Every line in the records below that holds "Range" must be identified and copied.
----------
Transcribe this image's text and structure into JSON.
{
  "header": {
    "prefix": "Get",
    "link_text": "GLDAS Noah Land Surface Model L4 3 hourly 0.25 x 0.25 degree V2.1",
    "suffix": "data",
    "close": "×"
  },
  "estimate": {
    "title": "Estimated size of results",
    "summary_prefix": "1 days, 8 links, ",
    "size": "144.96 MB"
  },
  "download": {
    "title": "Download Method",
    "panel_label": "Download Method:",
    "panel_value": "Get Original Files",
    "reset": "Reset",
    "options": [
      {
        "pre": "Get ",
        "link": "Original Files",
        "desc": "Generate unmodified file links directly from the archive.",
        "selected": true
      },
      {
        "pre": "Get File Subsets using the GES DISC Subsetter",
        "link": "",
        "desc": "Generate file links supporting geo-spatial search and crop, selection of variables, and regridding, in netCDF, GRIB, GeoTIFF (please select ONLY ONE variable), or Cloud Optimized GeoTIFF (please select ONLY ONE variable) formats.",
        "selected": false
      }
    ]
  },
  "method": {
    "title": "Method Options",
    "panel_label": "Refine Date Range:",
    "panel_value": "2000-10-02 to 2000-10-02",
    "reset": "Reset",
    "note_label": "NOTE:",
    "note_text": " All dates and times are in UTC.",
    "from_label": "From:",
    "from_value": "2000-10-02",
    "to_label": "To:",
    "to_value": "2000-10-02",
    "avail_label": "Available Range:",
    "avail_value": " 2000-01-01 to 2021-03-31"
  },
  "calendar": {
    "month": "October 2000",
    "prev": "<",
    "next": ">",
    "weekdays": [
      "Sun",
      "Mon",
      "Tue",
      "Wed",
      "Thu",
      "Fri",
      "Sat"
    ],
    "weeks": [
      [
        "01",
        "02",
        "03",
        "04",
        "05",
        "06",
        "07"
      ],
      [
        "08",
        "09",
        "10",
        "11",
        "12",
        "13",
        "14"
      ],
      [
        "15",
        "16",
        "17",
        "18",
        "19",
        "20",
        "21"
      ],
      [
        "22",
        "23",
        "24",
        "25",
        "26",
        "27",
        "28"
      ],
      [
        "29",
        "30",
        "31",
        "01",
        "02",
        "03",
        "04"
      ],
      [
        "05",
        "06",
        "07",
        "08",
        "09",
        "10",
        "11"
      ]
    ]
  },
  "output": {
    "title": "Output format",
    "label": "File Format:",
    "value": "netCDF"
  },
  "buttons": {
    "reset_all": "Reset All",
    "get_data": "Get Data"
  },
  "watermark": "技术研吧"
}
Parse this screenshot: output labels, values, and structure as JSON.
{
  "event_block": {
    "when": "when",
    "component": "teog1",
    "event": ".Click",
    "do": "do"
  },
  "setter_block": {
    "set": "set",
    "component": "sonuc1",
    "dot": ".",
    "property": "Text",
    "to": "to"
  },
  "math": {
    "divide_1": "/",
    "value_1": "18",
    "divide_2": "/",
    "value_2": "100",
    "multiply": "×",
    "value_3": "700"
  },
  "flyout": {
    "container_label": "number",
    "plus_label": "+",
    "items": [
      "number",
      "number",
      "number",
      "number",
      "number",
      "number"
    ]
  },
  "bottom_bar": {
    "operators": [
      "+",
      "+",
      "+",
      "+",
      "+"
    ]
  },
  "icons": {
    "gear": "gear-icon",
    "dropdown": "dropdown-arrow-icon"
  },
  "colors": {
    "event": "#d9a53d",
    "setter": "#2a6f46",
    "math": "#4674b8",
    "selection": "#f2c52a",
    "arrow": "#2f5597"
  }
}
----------
- **YOUR RESPONSE**:
    "panel_label": "Refine Date Range:",
    "avail_label": "Available Range:",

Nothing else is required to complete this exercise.